There’s also been an important structural change on the supply side as well; the increased usage of scrap in refined copper production. Analysts have routinely over-estimated the magnitude of the supply/demand gap in the copper market in recent years. One of the reasons, as I’ve explained above, is that they regularly overstate demand. But another key reason is that they understate the amount of copper available from recycled material.
According to the International Copper Study Group (ICSG), in 2017 4.1Mt of copper contained in scrap was utilised to produce refined copper. In the following years, up to 2020, with lower prevailing prices, scrap use fell. But should copper prices start to spike again, more scrap is likely to flow into the market. I’m not talking huge amounts here, but a couple of hundred thousand tonnes per year can make the difference between a market being in surplus and in deficit, and that can certainly cap prices on the upside.
Many analysts are forecasting a substantial supply/demand gap in copper over the next five years. Given that consensus is for mine production to rise 4.1% in 2022E and 4.5% in 2023E, I just don’t see it. I think that people are getting too excited about copper and not paying enough attention to nickel. In my next blog I’ll explain why I’m so excited about nickel.

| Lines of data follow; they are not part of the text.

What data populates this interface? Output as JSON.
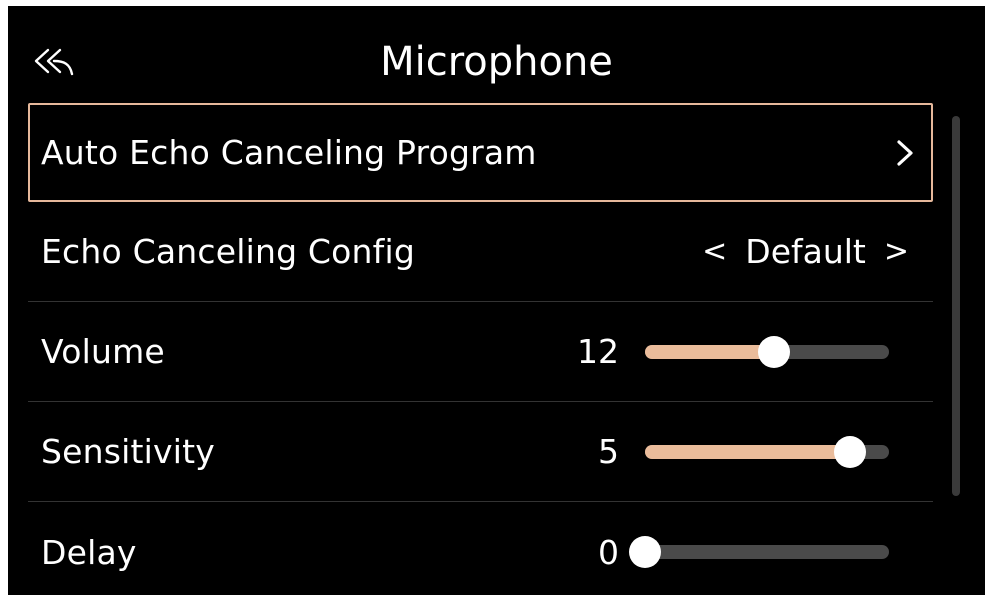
{
  "header": {
    "title": "Microphone",
    "back_icon": "back-arrow-icon"
  },
  "items": [
    {
      "label": "Auto Echo Canceling Program",
      "type": "link",
      "icon": "chevron-right-icon",
      "selected": true
    },
    {
      "label": "Echo Canceling Config",
      "type": "select",
      "prev": "<",
      "value": "Default",
      "next": ">"
    },
    {
      "label": "Volume",
      "type": "slider",
      "value": "12",
      "fill_fraction": 0.53
    },
    {
      "label": "Sensitivity",
      "type": "slider",
      "value": "5",
      "fill_fraction": 0.84
    },
    {
      "label": "Delay",
      "type": "slider",
      "value": "0",
      "fill_fraction": 0.0
    }
  ],
  "colors": {
    "background": "#000000",
    "accent": "#eabc9b",
    "selection_border": "#e6b89b",
    "track": "#4a4a4a",
    "text": "#ffffff"
  }
}
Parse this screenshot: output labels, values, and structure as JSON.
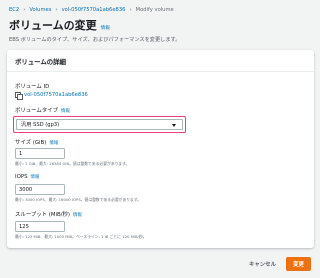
{
  "breadcrumb": {
    "items": [
      "EC2",
      "Volumes",
      "vol-050f7570a1ab6e836",
      "Modify volume"
    ],
    "separator": "›"
  },
  "header": {
    "title": "ボリュームの変更",
    "info": "情報",
    "description": "EBS ボリュームのタイプ、サイズ、およびパフォーマンスを変更します。"
  },
  "panel": {
    "title": "ボリュームの詳細",
    "volume_id": {
      "label": "ボリューム ID",
      "value": "vol-050f7570a1ab6e836"
    },
    "volume_type": {
      "label": "ボリュームタイプ",
      "info": "情報",
      "selected": "汎用 SSD (gp3)"
    },
    "size": {
      "label": "サイズ (GiB)",
      "info": "情報",
      "value": "1",
      "hint": "最小: 1 GiB、最大: 16384 GiB。値は整数である必要があります。"
    },
    "iops": {
      "label": "IOPS",
      "info": "情報",
      "value": "3000",
      "hint": "最小: 3000 IOPS、最大: 16000 IOPS。値は整数である必要があります。"
    },
    "throughput": {
      "label": "スループット (MiB/秒)",
      "info": "情報",
      "value": "125",
      "hint": "最小: 125 MiB、最大: 1000 MiB。ベースライン: 1 IB ごとに 120 MiB/秒。"
    }
  },
  "actions": {
    "cancel": "キャンセル",
    "submit": "変更"
  },
  "colors": {
    "accent_link": "#0073bb",
    "primary_button": "#ec7211",
    "highlight_border": "#e8417e"
  }
}
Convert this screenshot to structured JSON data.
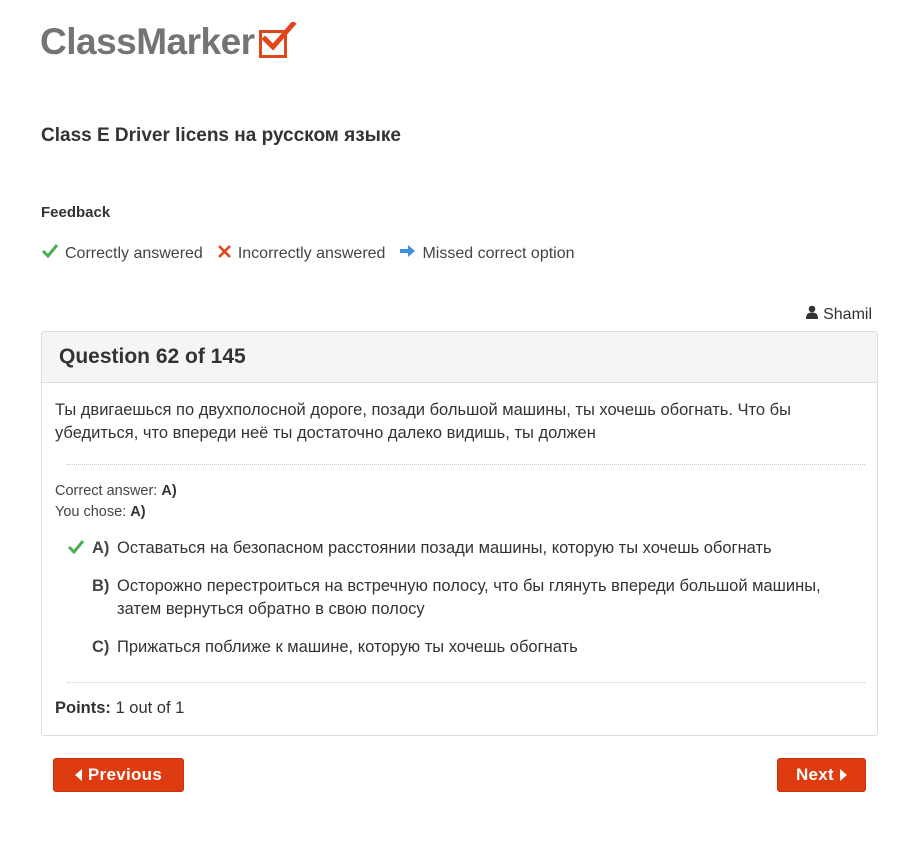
{
  "header": {
    "logo_text": "ClassMarker",
    "test_title": "Class E Driver licens на русском языке"
  },
  "feedback": {
    "heading": "Feedback",
    "legend": [
      {
        "icon": "check-icon",
        "label": "Correctly answered",
        "color": "#4caf50"
      },
      {
        "icon": "cross-icon",
        "label": "Incorrectly answered",
        "color": "#e2461d"
      },
      {
        "icon": "arrow-right-icon",
        "label": "Missed correct option",
        "color": "#3d8fe0"
      }
    ]
  },
  "user": {
    "icon": "user-icon",
    "name": "Shamil"
  },
  "question": {
    "title": "Question 62 of 145",
    "text": "Ты двигаешься по двухполосной дороге, позади большой машины, ты хочешь обогнать. Что бы убедиться, что впереди неё ты достаточно далеко видишь, ты должен",
    "correct_answer_label": "Correct answer:",
    "correct_answer_value": "A)",
    "you_chose_label": "You chose:",
    "you_chose_value": "A)",
    "options": [
      {
        "letter": "A)",
        "text": "Оставаться на безопасном расстоянии позади машины, которую ты хочешь обогнать",
        "status": "correct"
      },
      {
        "letter": "B)",
        "text": "Осторожно перестроиться на встречную полосу, что бы глянуть впереди большой машины, затем вернуться обратно в свою полосу",
        "status": "none"
      },
      {
        "letter": "C)",
        "text": "Прижаться поближе к машине, которую ты хочешь обогнать",
        "status": "none"
      }
    ],
    "points_label": "Points:",
    "points_value": "1 out of 1"
  },
  "navigation": {
    "previous_label": "Previous",
    "next_label": "Next",
    "button_color": "#df3b10"
  }
}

Matt Fernley is Editor of Battery Materials Review and Head of Research for Westbeck Capital’s Volta Energy Transition fund.